Security concerns are being overlooked due to the cloud's efficiency
The Cloud Security Alliance conducted a study, entitled "How Cloud is Being Used in the Financial Sector," that aimed to clarify the various methods of usage among industry leaders and detail the actual number of users.
The study found that 61 percent of respondents have a cloud strategy that is in its formative stages within their organization. A further breakdown of this number revealed that between 39 and 47 percent were planning to use a mix of in-house IT or hybrid clouds, and 18 percent aimed to use entirely private clouds. Security and control over data is a major concern for those who have yet to make the transition.

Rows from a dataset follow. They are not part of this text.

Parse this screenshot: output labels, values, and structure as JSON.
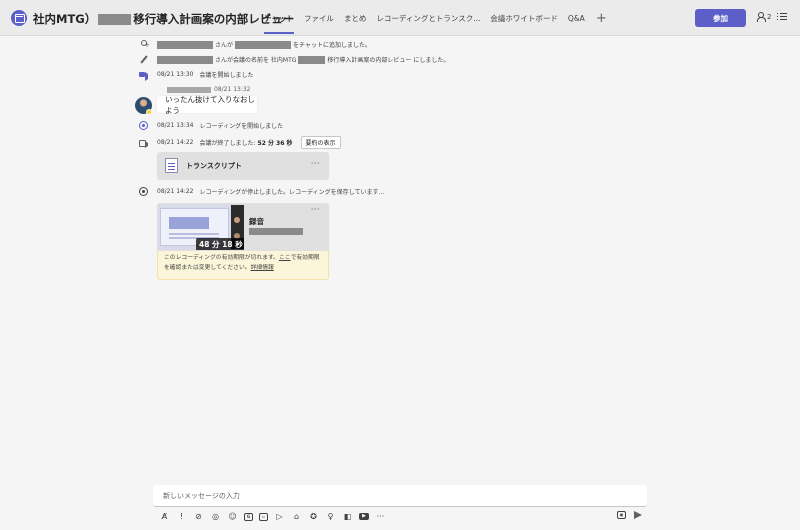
{
  "header": {
    "title_prefix": "社内MTG）",
    "title_suffix": "移行導入計画案の内部レビュー",
    "tabs": [
      "チャット",
      "ファイル",
      "まとめ",
      "レコーディングとトランスク...",
      "会議ホワイトボード",
      "Q&A"
    ],
    "add_tab": "+",
    "join_label": "参加",
    "participant_count": "2"
  },
  "events": {
    "added": "さんが",
    "added_suffix": "をチャットに追加しました。",
    "renamed": "さんが会議の名前を 社内MTG",
    "renamed_suffix": "移行導入計画案の内部レビュー にしました。",
    "meeting_start_time": "08/21 13:30",
    "meeting_start_text": "会議を開始しました",
    "msg_time": "08/21 13:32",
    "msg_text": "いったん抜けて入りなおしよう",
    "rec_start_time": "08/21 13:34",
    "rec_start_text": "レコーディングを開始しました",
    "meeting_end_time": "08/21 14:22",
    "meeting_end_text": "会議が終了しました:",
    "meeting_duration": "52 分 36 秒",
    "summary_button": "要約の表示",
    "transcript_label": "トランスクリプト",
    "rec_stop_time": "08/21 14:22",
    "rec_stop_text": "レコーディングが停止しました。レコーディングを保存しています...",
    "recording_duration": "48 分 18 秒",
    "recording_title": "録音",
    "more": "···",
    "notice_text_1": "このレコーディングの有効期限が切れます。",
    "notice_link_here": "ここ",
    "notice_text_2": "で有効期限を確認または変更してください。",
    "notice_link_details": "詳細情報"
  },
  "compose": {
    "placeholder": "新しいメッセージの入力",
    "toolbar_more": "···"
  },
  "colors": {
    "accent": "#5b5fc7",
    "background": "#f5f5f5",
    "notice": "#fbf6d9"
  }
}
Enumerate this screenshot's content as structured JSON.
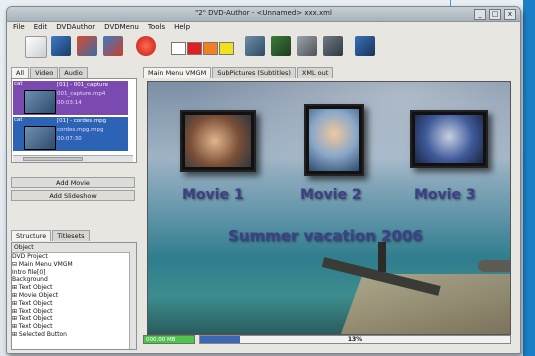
{
  "window": {
    "title": "\"2\" DVD-Author - <Unnamed> xxx.xml",
    "min": "_",
    "max": "□",
    "close": "x"
  },
  "menu": [
    "File",
    "Edit",
    "DVDAuthor",
    "DVDMenu",
    "Tools",
    "Help"
  ],
  "toolbar": {
    "icons": [
      "new-icon",
      "open-icon",
      "save-icon",
      "import-icon",
      "burn-icon",
      "palette-white",
      "palette-red",
      "palette-orange",
      "palette-yellow",
      "add-file-icon",
      "add-video-icon",
      "add-audio-icon",
      "add-subtitle-icon",
      "settings-icon"
    ],
    "swatch_colors": [
      "#ffffff",
      "#e02020",
      "#f08020",
      "#f0e020"
    ]
  },
  "left": {
    "tabs": [
      "All",
      "Video",
      "Audio"
    ],
    "files": [
      {
        "short": "cat",
        "line1": "[01] - 001_capture",
        "line2": "001_capture.mp4",
        "line3": "00:03:14"
      },
      {
        "short": "cat",
        "line1": "[01] - cordes.mpg",
        "line2": "cordes.mpg.mpg",
        "line3": "00:07:30"
      }
    ],
    "add_movie": "Add Movie",
    "add_slideshow": "Add Slideshow",
    "tree_tabs": [
      "Structure",
      "Titlesets"
    ],
    "tree_header": "Object",
    "tree": [
      "DVD Project",
      "⊟ Main Menu VMGM",
      "    Intro file[0]",
      "    Background",
      "  ⊞ Text Object",
      "  ⊞ Movie Object",
      "  ⊞ Text Object",
      "  ⊞ Text Object",
      "  ⊞ Text Object",
      "  ⊞ Text Object",
      "  ⊞ Selected Button"
    ]
  },
  "right": {
    "tabs": [
      "Main Menu VMGM",
      "SubPictures (Subtitles)",
      "XML out"
    ],
    "movies": [
      "Movie 1",
      "Movie 2",
      "Movie 3"
    ],
    "caption": "Summer vacation 2006"
  },
  "status": {
    "size": "000.00 MB",
    "progress_label": "13%",
    "progress": 0.13
  }
}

Eighty percent of leaders at financial services firms expressed that they hope to see increased transparency and better auditing controls from cloud providers, according to the CSA study. This number was even higher than the response for data encryption, which came in at 57 percent, a sentiment that indicated that users value personal control over security.
The biggest perk for cloud users appears to be infrastructure flexibility: 68 percent of respondents said as much, while another 63 percent noted that their need for reduced provisioning time made the cloud attractive to them. The source found that the most prominently used services included customer relationship management at 46 percent, application development at 45 percent and email at 41 percent.
European CFOs are beginning to adopt cloud-based financial applications
Computer Weekly noted that IT executives in Europe are expressing interest in developing cloud solutions for their companies to help reduce costs and improve efficiency. While some are still apprehensive about potential security risks, the added performance and availability that the cloud can offer has seemed to outweigh these concerns. The source also said that there have been various advances in security in recent years.
While 40 percent of respondents in a recent Claranet survey of 900 European IT decision-makers indicated that cloud security was the most important factor in the delivery of finance applications, Computer Weekly reported that the remaining 60 percent picked performance or availability as their top values.
Automation is also a highly-valued aspect of cloud solutions. The source cited a Blackline survey of 250 U.K. financial decision-makers, which found that 80 percent of respondents agreed that greater levels of automation directly lead to heightened productivity. A further 89 percent of those surveyed expressed a desire for their teams to use cloud-based applications.
"IT executives are worried that their companies are falling behind the curve."
The Blackline report also found that IT executives are worried that their companies are falling behind the curve, with 75 percent indicating that they have missed out on revenue opportunities by not using the right cloud applications and infrastructure to support digital business transformation. Because of this, 70 percent of those surveyed dread that their business might become uncompetitive, while 76 percent disclosed that this could happen by the end of 2015.
The cloud is likely to become the dominant IT platform in the financial sector within a few short years. In fact, with industry leaders determined to make the transition sooner rather than later in order to keep up with and surpass rivals, the cloud could become the standard for successful business operations even by the end of this year.